Population control measures are unlikely to have a large impact on global human population size in the next century, a study suggests. Population control is a frequently proposed solution to increasing natural resource consumption and ecosystem erosion.

Contact: PNAS News Office
PNASnews@nas.edu
202-334-1310
Proceedings of the National Academy of Sciences

Public Release: 28-Oct-2014
Proceedings of the National Academy of Sciences
Revival of 700-year-old viral genetic material

A reconstituted viral genome from 700-year-old caribou feces frozen within an ice patch in the subarctic displayed the ability to infect laboratory plants, according to a study. Ancient viral genetic material can illuminate viral evolution, but intact samples are rarely isolated from the environment.

Contact: PNAS News Office
PNASnews@nas.edu
202-334-1310
Proceedings of the National Academy of Sciences

Public Release: 28-Oct-2014
Proceedings of the National Academy of Sciences
Unconscious information and decision-making

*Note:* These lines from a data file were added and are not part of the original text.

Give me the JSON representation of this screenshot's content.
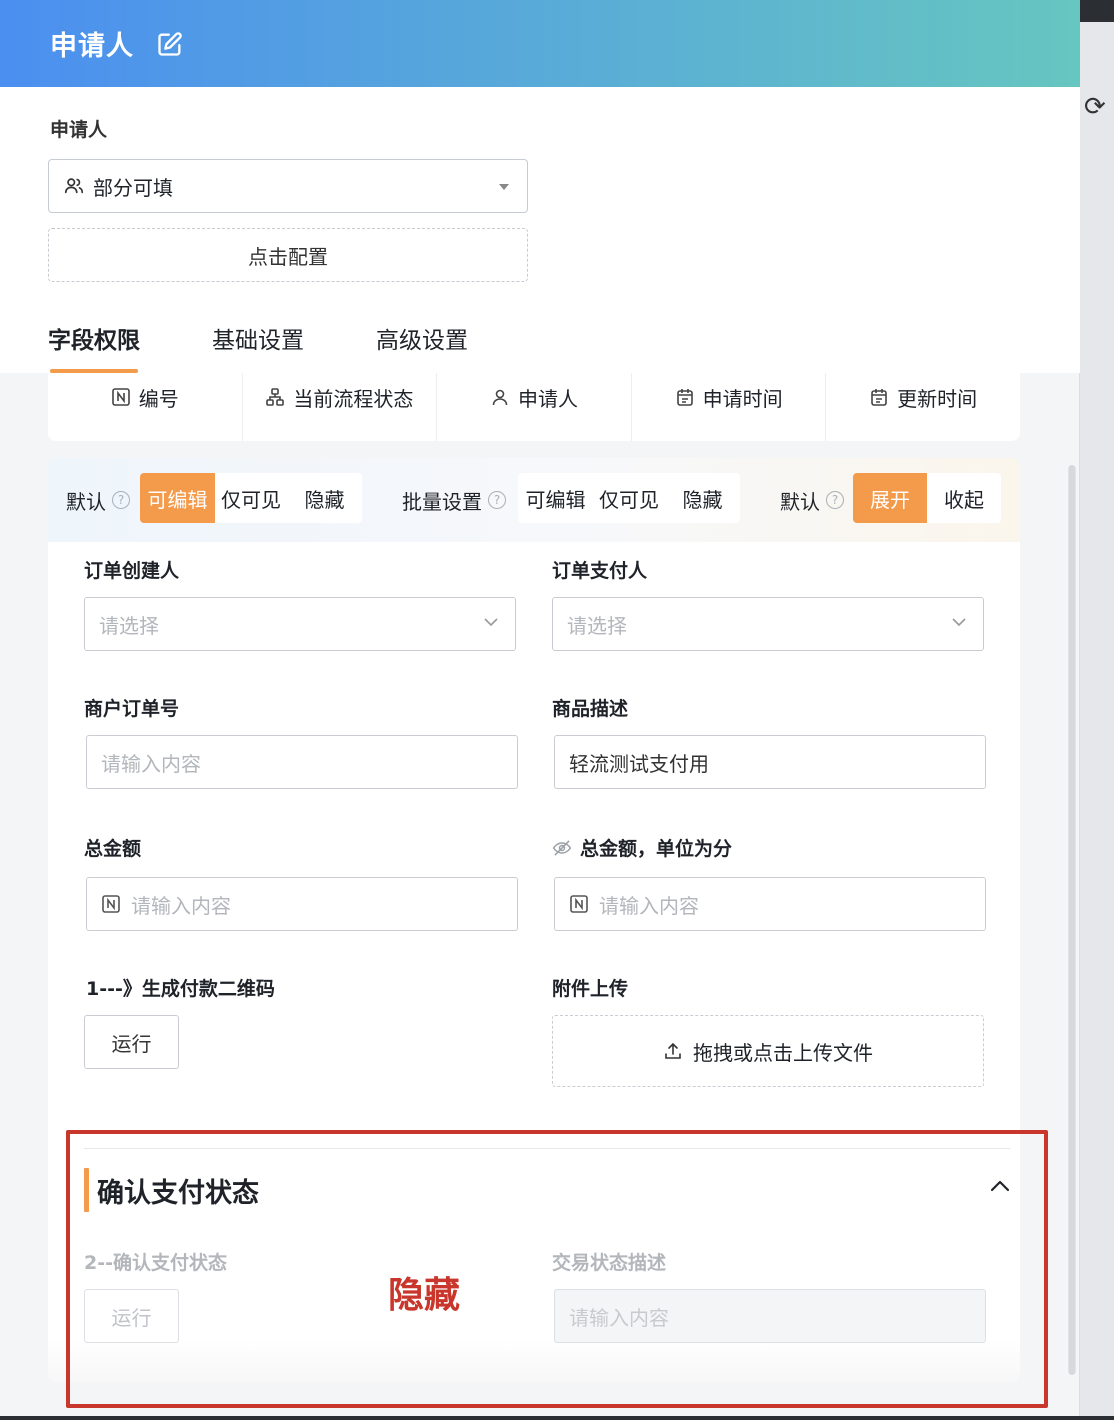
{
  "header": {
    "title": "申请人"
  },
  "applicant": {
    "label": "申请人",
    "select_value": "部分可填",
    "config_button": "点击配置"
  },
  "tabs": [
    {
      "label": "字段权限",
      "active": true
    },
    {
      "label": "基础设置",
      "active": false
    },
    {
      "label": "高级设置",
      "active": false
    }
  ],
  "system_fields": [
    {
      "label": "编号",
      "icon": "number-icon"
    },
    {
      "label": "当前流程状态",
      "icon": "flow-icon"
    },
    {
      "label": "申请人",
      "icon": "user-icon"
    },
    {
      "label": "申请时间",
      "icon": "calendar-icon"
    },
    {
      "label": "更新时间",
      "icon": "calendar-icon"
    }
  ],
  "permission_bar": {
    "default_label": "默认",
    "default_options": [
      "可编辑",
      "仅可见",
      "隐藏"
    ],
    "default_selected": "可编辑",
    "batch_label": "批量设置",
    "batch_options": [
      "可编辑",
      "仅可见",
      "隐藏"
    ],
    "expand_label": "默认",
    "expand_options": [
      "展开",
      "收起"
    ],
    "expand_selected": "展开"
  },
  "form": {
    "order_creator": {
      "label": "订单创建人",
      "placeholder": "请选择"
    },
    "order_payer": {
      "label": "订单支付人",
      "placeholder": "请选择"
    },
    "merchant_order_no": {
      "label": "商户订单号",
      "placeholder": "请输入内容"
    },
    "product_desc": {
      "label": "商品描述",
      "value": "轻流测试支付用"
    },
    "total_amount": {
      "label": "总金额",
      "placeholder": "请输入内容"
    },
    "total_amount_cents": {
      "label": "总金额，单位为分",
      "placeholder": "请输入内容"
    },
    "qr_code": {
      "label": "1---》生成付款二维码",
      "button": "运行"
    },
    "attachment": {
      "label": "附件上传",
      "upload_text": "拖拽或点击上传文件"
    }
  },
  "section": {
    "title": "确认支付状态",
    "confirm": {
      "label": "2--确认支付状态",
      "button": "运行"
    },
    "trade_status": {
      "label": "交易状态描述",
      "placeholder": "请输入内容"
    },
    "annotation": "隐藏"
  },
  "colors": {
    "accent": "#f39a4b",
    "header_start": "#4b8ff0",
    "header_end": "#66c6c0",
    "annotation_red": "#c9362b"
  }
}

Information obtained unconsciously might influence decision-making accuracy, according to a study. Previous studies have suggested that unconsciously-processed stimuli may influence behavior.

Contact: PNAS News Office
PNASnews@nas.edu
202-334-1310
Proceedings of the National Academy of Sciences

Public Release: 28-Oct-2014
Proceedings of the National Academy of Sciences
Circadian gene expression

The rhythmic effects of the circadian clock on gene transcription may be more widespread than previously thought, according to a study. Circadian clocks drive biological processes including sleep, body temperature, and hormone levels, and research suggests that the processes may be regulated by circadian-controlled gene transcription.

Contact: PNAS News Office
PNASnews@nas.edu
202-334-1310
Proceedings of the National Academy of Sciences

Public Release: 28-Oct-2014
ASN Kidney Week 2014
Many home blood pressure monitors may be inaccurate

Home blood pressure monitors may be inaccurate in up to 15% of patients, according to a study that will be presented at ASN Kidney Week 2014 November 11¬–16 at the Pennsylvania Convention Center in Philadelphia, PA.

Contact: Kurtis Pivert
kpivert@asn-online.org
202-699-0238
American Society of Nephrology

Public Release: 27-Oct-2014
Neural Regeneration Research
Selective CDK inhibitors: promising candidates for future clinical traumatic brain injury trials

Selective CDK inhibitors: promising candidates for future clinical traumatic brain injury trials.

Contact: Meng Zhao
eic@nrren.org
86-138-049-98773
Neural Regeneration Research

Public Release: 27-Oct-2014
Chinese Optics Letters
Down-Looking Synthetic Aperture Imaging Ladar(SAIL) Overcomes Atmospheric Interference

A down-looking synthetic aperture imaging ladar proposed by professor Jianfeng Sun’s research group, from Shanghai Institute of Optics and Fine Mechanics, Chinese Academy of Sciences, has overcome the difficulties. This study aims to conduct the outdoor verification experiments. It is reported in Chinese Optics Letters Volume 12, No.11, 2014.

Contact: Xiaofeng Wang
wxf@siom.ac.cn
Chinese Laser Press

Public Release: 24-Oct-2014
Science
Growing pains for thousand talents

In 2008, the Chinese government initiated a new program for attracting foreign talent to China: the so-called “Thousand Talents” plan, designed to recruit up to 2,000 leading scientists, entrepreneurs, and financial experts to China over five to ten years. Chinese universities help recruit the scholars and are sometimes given monetary incentives, portions of which are to go to the recruited scholar’s salary while the rest is distributed to other faculty.

Contact: Natasha Pinol
scipak@aaas.org
202-326-6440
American Association for the Advancement of Science

Public Release: 24-Oct-2014
Science
Ferns’ sex ratio determined by cooperation

A community of individual fern plants maintains an optimal balance of males and females through a complex chemical communication system, according to a new study by Junmu Tanaka and colleagues. In the Japanese climbing fern, the plant hormone gibberellin encourages the development of male organs.

Contact: Natasha Pinol
scipak@aaas.org
202-326-6440
American Association for the Advancement of Science

Showing releases 1-25 out of 703 releases.
    Click to go to page: [ 1 | 2 | 3 | 4 | 5 | 6 | 7 | 8 | 9 | 10 | 11 | 12 | 13 | 14 | 15 | 16 | 17 | 18 | 19 | 20 | 21 | 22 | 23 | 24 | 25 | 26 | 27 | 28 | 29 ]